▶ **Problem to work on**: Return the entries in full, exactly as they were written.

────

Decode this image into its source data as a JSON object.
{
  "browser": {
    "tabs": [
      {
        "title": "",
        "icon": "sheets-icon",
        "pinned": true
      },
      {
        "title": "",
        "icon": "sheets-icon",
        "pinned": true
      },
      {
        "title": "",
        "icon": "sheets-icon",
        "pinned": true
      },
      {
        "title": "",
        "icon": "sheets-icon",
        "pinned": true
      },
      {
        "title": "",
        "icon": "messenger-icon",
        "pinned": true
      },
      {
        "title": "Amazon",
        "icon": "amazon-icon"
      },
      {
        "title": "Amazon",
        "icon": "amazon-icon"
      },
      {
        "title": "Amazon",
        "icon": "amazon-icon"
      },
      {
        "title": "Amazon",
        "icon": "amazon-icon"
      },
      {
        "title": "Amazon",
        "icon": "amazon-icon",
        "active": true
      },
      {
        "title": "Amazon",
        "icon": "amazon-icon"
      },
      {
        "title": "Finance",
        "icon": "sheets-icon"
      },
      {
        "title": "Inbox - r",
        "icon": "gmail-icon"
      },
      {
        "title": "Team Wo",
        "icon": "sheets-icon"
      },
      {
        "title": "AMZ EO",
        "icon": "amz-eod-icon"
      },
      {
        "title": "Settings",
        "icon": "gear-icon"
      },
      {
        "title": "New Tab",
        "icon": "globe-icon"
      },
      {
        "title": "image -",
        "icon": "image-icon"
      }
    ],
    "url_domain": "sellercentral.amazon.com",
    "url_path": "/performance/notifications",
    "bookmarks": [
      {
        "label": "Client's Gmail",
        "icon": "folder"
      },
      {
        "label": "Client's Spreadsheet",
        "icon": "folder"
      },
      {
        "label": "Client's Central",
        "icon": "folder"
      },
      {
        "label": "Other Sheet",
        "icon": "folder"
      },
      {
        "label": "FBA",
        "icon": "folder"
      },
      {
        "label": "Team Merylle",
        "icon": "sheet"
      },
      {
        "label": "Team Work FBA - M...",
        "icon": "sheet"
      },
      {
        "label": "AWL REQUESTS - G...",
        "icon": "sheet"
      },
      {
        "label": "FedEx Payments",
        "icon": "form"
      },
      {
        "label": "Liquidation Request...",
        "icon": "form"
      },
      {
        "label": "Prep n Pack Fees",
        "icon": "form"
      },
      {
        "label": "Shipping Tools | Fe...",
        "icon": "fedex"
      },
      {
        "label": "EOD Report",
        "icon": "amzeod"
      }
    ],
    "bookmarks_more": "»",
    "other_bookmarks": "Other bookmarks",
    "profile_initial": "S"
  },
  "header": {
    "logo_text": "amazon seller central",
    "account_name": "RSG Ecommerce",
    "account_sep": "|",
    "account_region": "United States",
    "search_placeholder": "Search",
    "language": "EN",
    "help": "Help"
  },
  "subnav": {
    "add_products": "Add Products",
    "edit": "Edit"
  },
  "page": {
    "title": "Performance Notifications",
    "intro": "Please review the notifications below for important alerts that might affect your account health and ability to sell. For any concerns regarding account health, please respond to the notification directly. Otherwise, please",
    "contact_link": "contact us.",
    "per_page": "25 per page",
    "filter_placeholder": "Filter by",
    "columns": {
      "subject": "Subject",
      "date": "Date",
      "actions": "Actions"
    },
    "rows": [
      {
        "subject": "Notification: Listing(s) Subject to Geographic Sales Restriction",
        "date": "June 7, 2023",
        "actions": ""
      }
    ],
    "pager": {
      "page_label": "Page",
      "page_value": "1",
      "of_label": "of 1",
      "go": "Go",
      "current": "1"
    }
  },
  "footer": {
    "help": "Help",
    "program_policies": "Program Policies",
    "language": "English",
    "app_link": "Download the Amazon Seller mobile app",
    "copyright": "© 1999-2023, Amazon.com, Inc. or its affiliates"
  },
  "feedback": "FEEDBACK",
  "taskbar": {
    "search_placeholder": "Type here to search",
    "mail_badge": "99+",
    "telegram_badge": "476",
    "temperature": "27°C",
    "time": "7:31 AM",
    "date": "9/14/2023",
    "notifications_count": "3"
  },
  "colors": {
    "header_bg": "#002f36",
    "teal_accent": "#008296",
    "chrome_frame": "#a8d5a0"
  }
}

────

▶ **Exercise result**:
Decode this image into its source data as a JSON object.
{
  "browser": {
    "tabs": [
      {
        "title": "",
        "icon": "sheets-icon",
        "pinned": true
      },
      {
        "title": "",
        "icon": "sheets-icon",
        "pinned": true
      },
      {
        "title": "",
        "icon": "sheets-icon",
        "pinned": true
      },
      {
        "title": "",
        "icon": "sheets-icon",
        "pinned": true
      },
      {
        "title": "",
        "icon": "messenger-icon",
        "pinned": true
      },
      {
        "title": "Amazon",
        "icon": "amazon-icon"
      },
      {
        "title": "Amazon",
        "icon": "amazon-icon"
      },
      {
        "title": "Amazon",
        "icon": "amazon-icon"
      },
      {
        "title": "Amazon",
        "icon": "amazon-icon"
      },
      {
        "title": "Amazon",
        "icon": "amazon-icon",
        "active": true
      },
      {
        "title": "Amazon",
        "icon": "amazon-icon"
      },
      {
        "title": "Finance",
        "icon": "sheets-icon"
      },
      {
        "title": "Inbox - r",
        "icon": "gmail-icon"
      },
      {
        "title": "Team Wo",
        "icon": "sheets-icon"
      },
      {
        "title": "AMZ EO",
        "icon": "amz-eod-icon"
      },
      {
        "title": "Settings",
        "icon": "gear-icon"
      },
      {
        "title": "New Tab",
        "icon": "globe-icon"
      },
      {
        "title": "image -",
        "icon": "image-icon"
      }
    ],
    "url_domain": "sellercentral.amazon.com",
    "url_path": "/performance/notifications",
    "bookmarks": [
      {
        "label": "Client's Gmail",
        "icon": "folder"
      },
      {
        "label": "Client's Spreadsheet",
        "icon": "folder"
      },
      {
        "label": "Client's Central",
        "icon": "folder"
      },
      {
        "label": "Other Sheet",
        "icon": "folder"
      },
      {
        "label": "FBA",
        "icon": "folder"
      },
      {
        "label": "Team Merylle",
        "icon": "sheet"
      },
      {
        "label": "Team Work FBA - M...",
        "icon": "sheet"
      },
      {
        "label": "AWL REQUESTS - G...",
        "icon": "sheet"
      },
      {
        "label": "FedEx Payments",
        "icon": "form"
      },
      {
        "label": "Liquidation Request...",
        "icon": "form"
      },
      {
        "label": "Prep n Pack Fees",
        "icon": "form"
      },
      {
        "label": "Shipping Tools | Fe...",
        "icon": "fedex"
      },
      {
        "label": "EOD Report",
        "icon": "amzeod"
      }
    ],
    "bookmarks_more": "»",
    "other_bookmarks": "Other bookmarks",
    "profile_initial": "S"
  },
  "header": {
    "logo_text": "amazon seller central",
    "account_name": "RSG Ecommerce",
    "account_sep": "|",
    "account_region": "United States",
    "search_placeholder": "Search",
    "language": "EN",
    "help": "Help"
  },
  "subnav": {
    "add_products": "Add Products",
    "edit": "Edit"
  },
  "page": {
    "title": "Performance Notifications",
    "intro": "Please review the notifications below for important alerts that might affect your account health and ability to sell. For any concerns regarding account health, please respond to the notification directly. Otherwise, please",
    "contact_link": "contact us.",
    "per_page": "25 per page",
    "filter_placeholder": "Filter by",
    "columns": {
      "subject": "Subject",
      "date": "Date",
      "actions": "Actions"
    },
    "rows": [
      {
        "subject": "Notification: Listing(s) Subject to Geographic Sales Restriction",
        "date": "June 7, 2023",
        "actions": ""
      }
    ],
    "pager": {
      "page_label": "Page",
      "page_value": "1",
      "of_label": "of 1",
      "go": "Go",
      "current": "1"
    }
  },
  "footer": {
    "help": "Help",
    "program_policies": "Program Policies",
    "language": "English",
    "app_link": "Download the Amazon Seller mobile app",
    "copyright": "© 1999-2023, Amazon.com, Inc. or its affiliates"
  },
  "feedback": "FEEDBACK",
  "taskbar": {
    "search_placeholder": "Type here to search",
    "mail_badge": "99+",
    "telegram_badge": "476",
    "temperature": "27°C",
    "time": "7:31 AM",
    "date": "9/14/2023",
    "notifications_count": "3"
  },
  "colors": {
    "header_bg": "#002f36",
    "teal_accent": "#008296",
    "chrome_frame": "#a8d5a0"
  }
}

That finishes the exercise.